By H. Josef Hebert, Associated Press Writer
WASHINGTON — A Senate committee on Tuesday approved opening the eastern Gulf of Mexico to oil and gas drilling, including an area rich with natural gas 10 miles off the Florida Panhandle. A 45-mile no-drilling buffer would be maintained off most of Florida’s coast.
The provision was tacked onto a broader energy bill by a vote of 13-10 in the Senate Energy and Natural Resources Committee. The committee was expected to advance the legislation later this week.
The eastern Gulf of Mexico – an area stretching from 125 to 300 miles off Florida’s coast – was singled out for protection by Congress in 2006 as part of a deal with Florida lawmakers that made available 8.3 million acres to oil and gas development in the east-central Gulf.
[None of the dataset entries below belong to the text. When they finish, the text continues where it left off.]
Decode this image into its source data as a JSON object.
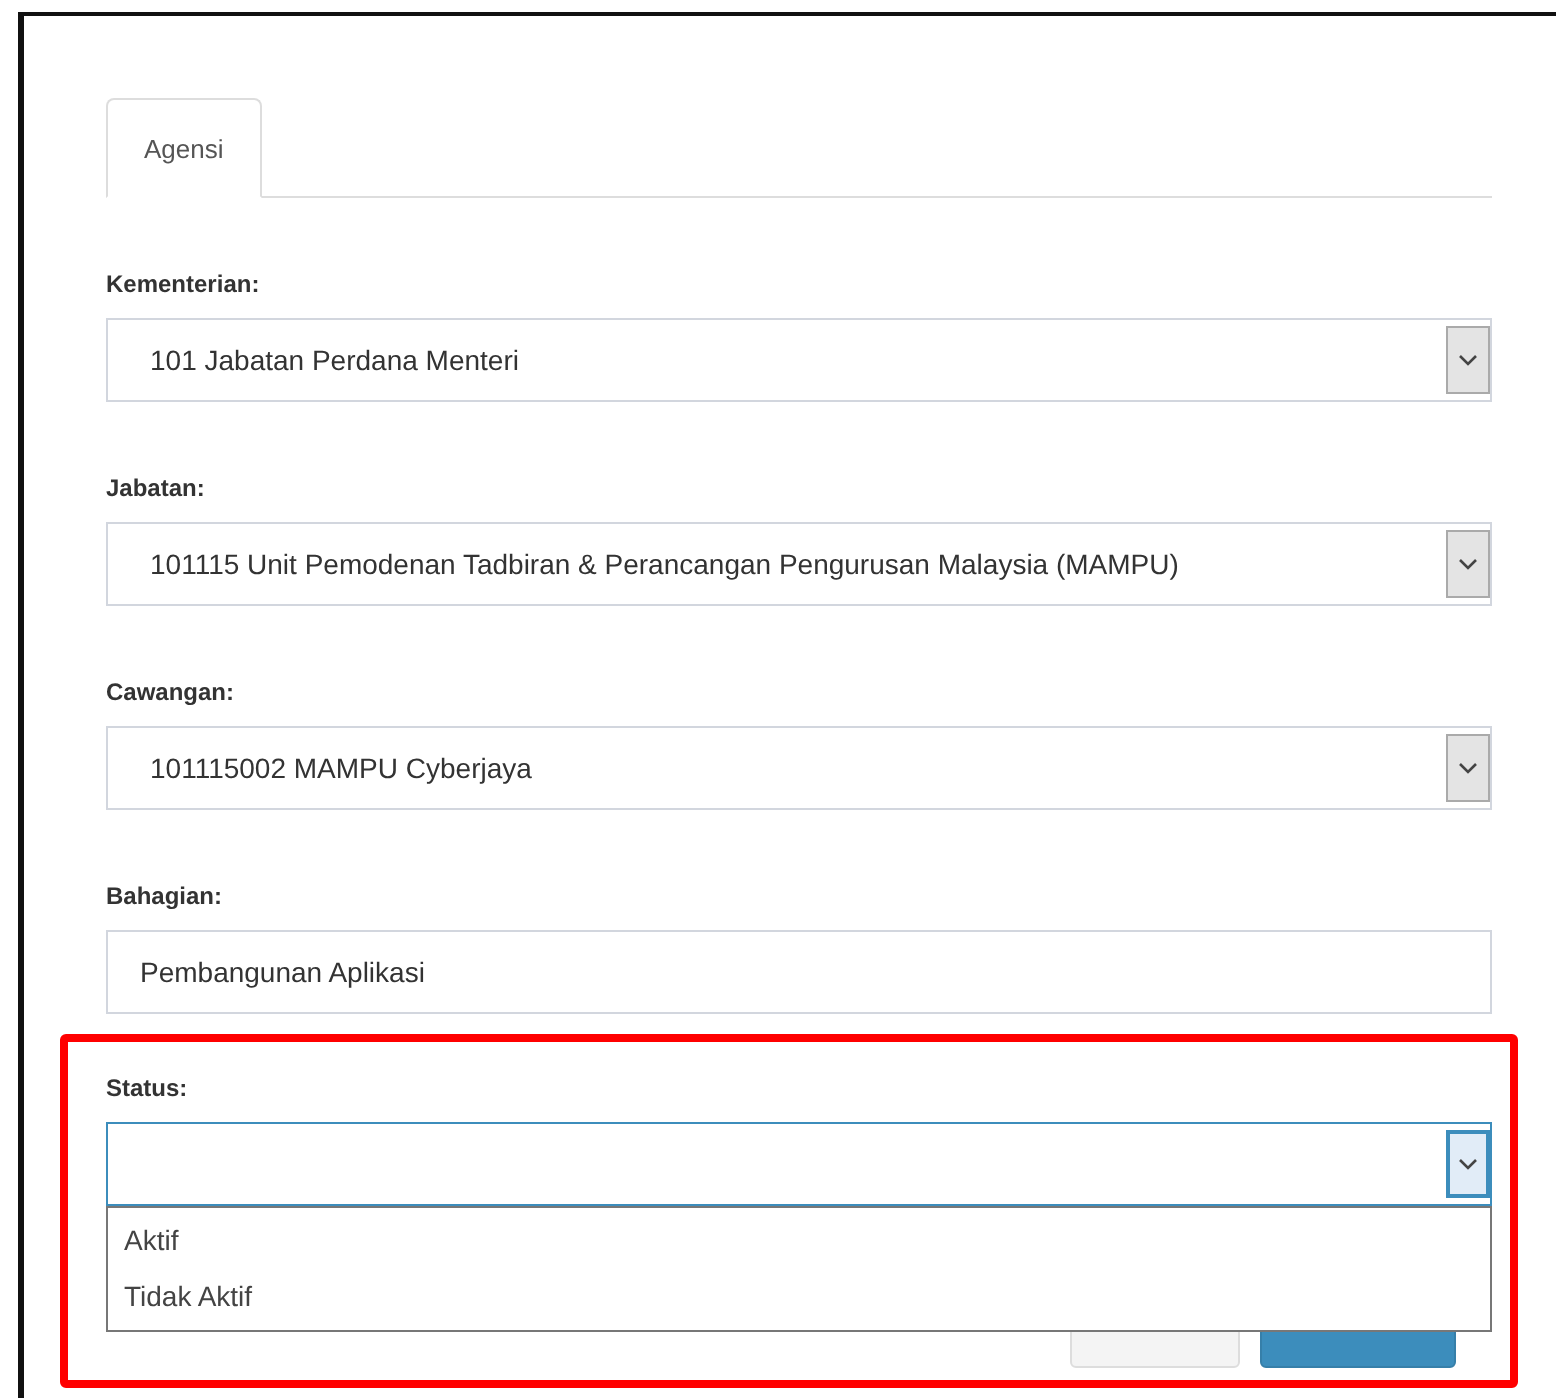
{
  "tabs": [
    {
      "label": "Agensi",
      "selected": true
    }
  ],
  "fields": [
    {
      "label": "Kementerian:",
      "kind": "select",
      "value": "101 Jabatan Perdana Menteri",
      "focused": false
    },
    {
      "label": "Jabatan:",
      "kind": "select",
      "value": "101115 Unit Pemodenan Tadbiran & Perancangan Pengurusan Malaysia (MAMPU)",
      "focused": false
    },
    {
      "label": "Cawangan:",
      "kind": "select",
      "value": "101115002 MAMPU Cyberjaya",
      "focused": false
    },
    {
      "label": "Bahagian:",
      "kind": "text",
      "value": "Pembangunan Aplikasi",
      "focused": false
    },
    {
      "label": "Status:",
      "kind": "select",
      "focused": true,
      "expanded": true,
      "options": [
        {
          "label": "Aktif",
          "selected": false
        },
        {
          "label": "Tidak Aktif",
          "selected": false
        }
      ]
    }
  ],
  "buttons": [
    {
      "kind": "default"
    },
    {
      "kind": "primary"
    }
  ]
}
The protected region is to remain off limits to energy development until 2022.
But the Energy panel on Tuesday approved a provision offered by Sen. Byron Dorgan, D-N.D., that would end the drilling ban across most of the eastern Gulf waters, including in an area known as the Destin Dome which reaches within 10 miles off Pensacola, Fla., and is believed to have as much as 1 trillion cubic feet of natural gas.
Later, the committee rejected by a 10-13 vote a proposal by Sen. Lisa Murkowski of Alaska, the panel’s top Republican, to allow access to oil in Alaska’s Arctic National Wildlife Refuge by drilling for it from outside the refuge. Environmentalists, as well as many senators, argue that the refuge should be protected from drilling. Murkowski argued that so-called “direction drilling” from outside the refuge boundary would not disturb wildlife or the environment.
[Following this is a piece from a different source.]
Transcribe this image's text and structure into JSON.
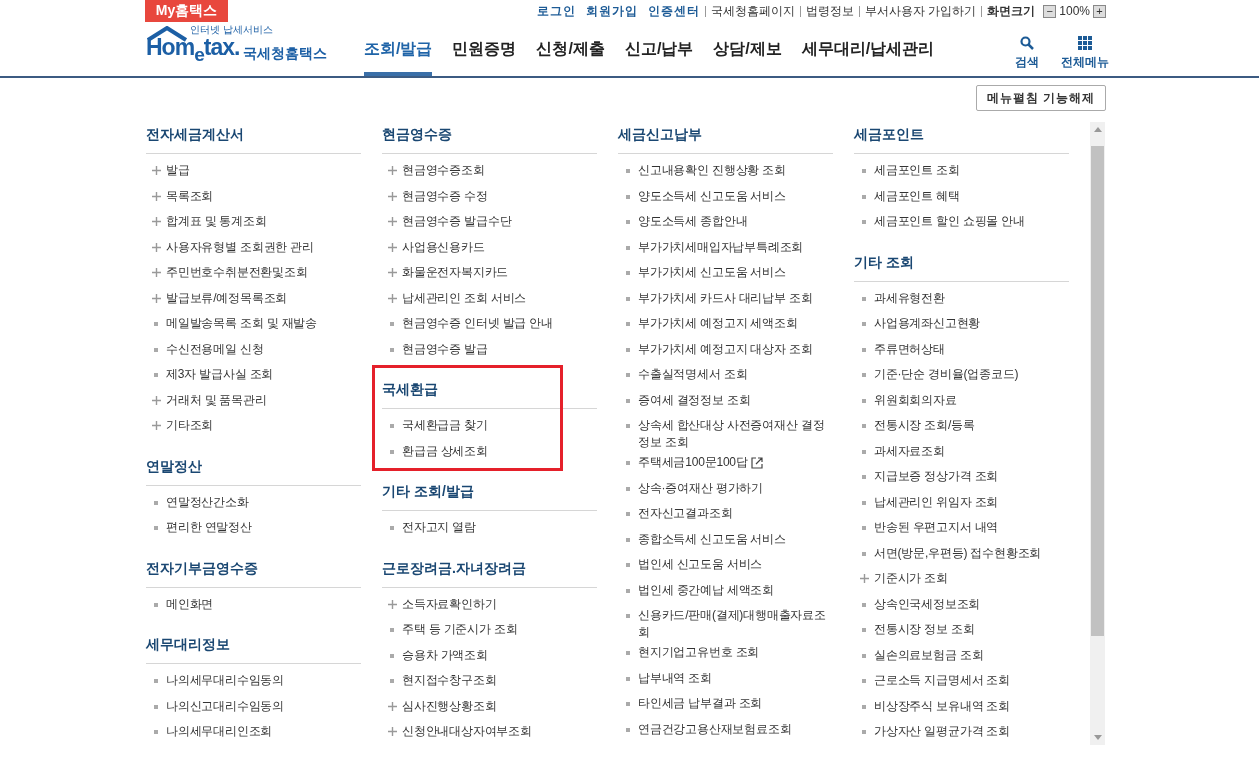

Congress last year ended a quarter century old drilling ban that had prevented energy development along 85 percent of the nation’s Outer Continental Shelf from New England to the Pacific Northwest. However, the eastern Gulf region remains off limits under the 2006 law.
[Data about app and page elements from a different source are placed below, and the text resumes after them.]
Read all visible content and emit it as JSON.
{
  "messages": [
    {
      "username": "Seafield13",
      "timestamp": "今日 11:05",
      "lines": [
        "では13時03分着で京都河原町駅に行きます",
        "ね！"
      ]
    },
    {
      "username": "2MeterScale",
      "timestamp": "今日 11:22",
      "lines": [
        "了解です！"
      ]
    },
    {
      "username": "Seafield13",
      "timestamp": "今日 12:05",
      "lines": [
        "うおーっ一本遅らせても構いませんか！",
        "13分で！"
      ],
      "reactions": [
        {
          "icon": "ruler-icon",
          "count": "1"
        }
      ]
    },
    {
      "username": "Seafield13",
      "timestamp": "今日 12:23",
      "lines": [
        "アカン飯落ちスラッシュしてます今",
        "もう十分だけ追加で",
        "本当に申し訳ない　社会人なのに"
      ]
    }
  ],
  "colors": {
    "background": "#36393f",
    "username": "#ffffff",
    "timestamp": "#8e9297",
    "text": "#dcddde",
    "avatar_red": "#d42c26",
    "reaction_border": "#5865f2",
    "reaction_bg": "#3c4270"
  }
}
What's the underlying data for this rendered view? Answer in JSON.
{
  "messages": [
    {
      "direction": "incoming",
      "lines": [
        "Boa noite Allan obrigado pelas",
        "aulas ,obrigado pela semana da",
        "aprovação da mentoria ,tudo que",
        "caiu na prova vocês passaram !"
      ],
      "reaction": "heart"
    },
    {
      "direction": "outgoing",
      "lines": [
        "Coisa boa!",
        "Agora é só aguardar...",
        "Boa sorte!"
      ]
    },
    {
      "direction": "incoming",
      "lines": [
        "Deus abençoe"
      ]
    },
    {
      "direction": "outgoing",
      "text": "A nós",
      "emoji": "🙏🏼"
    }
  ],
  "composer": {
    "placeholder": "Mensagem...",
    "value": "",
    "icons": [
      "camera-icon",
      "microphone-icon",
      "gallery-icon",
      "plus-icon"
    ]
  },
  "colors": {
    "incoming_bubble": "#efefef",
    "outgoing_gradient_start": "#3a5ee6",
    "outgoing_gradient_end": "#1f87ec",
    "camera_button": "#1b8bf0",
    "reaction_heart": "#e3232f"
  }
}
Dorgan argued that there’s no reason why the eastern Gulf, including the Destin Dome area, should stay off limits with its close proximity to existing oil and gas drilling and pipeline systems in the central and western Gulf.
But adding the controversial drilling provision is likely to make it even more difficult to get the energy legislation through the Senate later this year.
Sen. Bill Nelson, D-Fla., said he and a number of other senators will filibuster the bill if the drilling provision isn’t removed. Such a parliamentary stalling tactic requires 60 votes to overcome.
Nelson, who rushed to the committee room to observe the vote and talk to reporters, said opening the eastern Gulf would allow oil and gas rigs to be erected in the midst of a military training and aircraft firing range that stretches across the eastern Gulf waters.
“We’re just simply not going to let this happen,” Nelson told reporters.
The measure passed with bipartisan support including the backing of Sen. Jeff Bingaman, D-N.M., the committee chairman.
Ironically, it didn’t get the support of Sen. Mary Landrieu, D-La., and Murkowski, both of whom are ardent advocates for expanding offshore oil and gas development. They voted against Dorgan because his proposal did not include revenue sharing with the coastal states.
A proposal, offered by Landrieu that would have given 37.5 percent of revenues collected from oil and gas development in the eastern Gulf to nearby states, was defeated 10-13.
Landrieu said she would pursue the revenue sharing issue when the energy legislation reaches the Senate floor. Dorgan acknowledged some revenue sharing likely would be necessary. Opponents to revenue sharing, including Bingaman, have argued that offshore energy resources are federal resources and that in this period of growing deficits the U.S. Treasury needs all the cash it can get.